Element data from apps and pages:
● ● ● ● ●
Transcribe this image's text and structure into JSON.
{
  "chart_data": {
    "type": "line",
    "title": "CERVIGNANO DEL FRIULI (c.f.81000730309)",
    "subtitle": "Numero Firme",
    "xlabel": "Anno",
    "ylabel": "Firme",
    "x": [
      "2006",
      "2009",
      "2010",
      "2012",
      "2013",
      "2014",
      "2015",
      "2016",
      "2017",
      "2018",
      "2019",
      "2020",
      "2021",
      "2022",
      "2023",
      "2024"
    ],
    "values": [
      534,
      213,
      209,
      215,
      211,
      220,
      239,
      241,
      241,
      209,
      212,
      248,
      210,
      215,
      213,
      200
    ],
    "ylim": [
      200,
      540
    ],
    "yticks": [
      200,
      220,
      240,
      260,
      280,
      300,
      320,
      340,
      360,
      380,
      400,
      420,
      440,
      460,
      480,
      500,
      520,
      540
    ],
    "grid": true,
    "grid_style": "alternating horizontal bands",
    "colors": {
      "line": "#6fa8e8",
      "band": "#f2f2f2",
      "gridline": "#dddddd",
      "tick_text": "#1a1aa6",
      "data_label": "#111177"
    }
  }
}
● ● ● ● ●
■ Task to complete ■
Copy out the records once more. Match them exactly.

■ Response area ■
Transcribe this image's text and structure into JSON.
{
  "chart_data": {
    "type": "line",
    "title": "CERVIGNANO DEL FRIULI (c.f.81000730309)",
    "subtitle": "Numero Firme",
    "xlabel": "Anno",
    "ylabel": "Firme",
    "x": [
      "2006",
      "2009",
      "2010",
      "2012",
      "2013",
      "2014",
      "2015",
      "2016",
      "2017",
      "2018",
      "2019",
      "2020",
      "2021",
      "2022",
      "2023",
      "2024"
    ],
    "values": [
      534,
      213,
      209,
      215,
      211,
      220,
      239,
      241,
      241,
      209,
      212,
      248,
      210,
      215,
      213,
      200
    ],
    "ylim": [
      200,
      540
    ],
    "yticks": [
      200,
      220,
      240,
      260,
      280,
      300,
      320,
      340,
      360,
      380,
      400,
      420,
      440,
      460,
      480,
      500,
      520,
      540
    ],
    "grid": true,
    "grid_style": "alternating horizontal bands",
    "colors": {
      "line": "#6fa8e8",
      "band": "#f2f2f2",
      "gridline": "#dddddd",
      "tick_text": "#1a1aa6",
      "data_label": "#111177"
    }
  }
}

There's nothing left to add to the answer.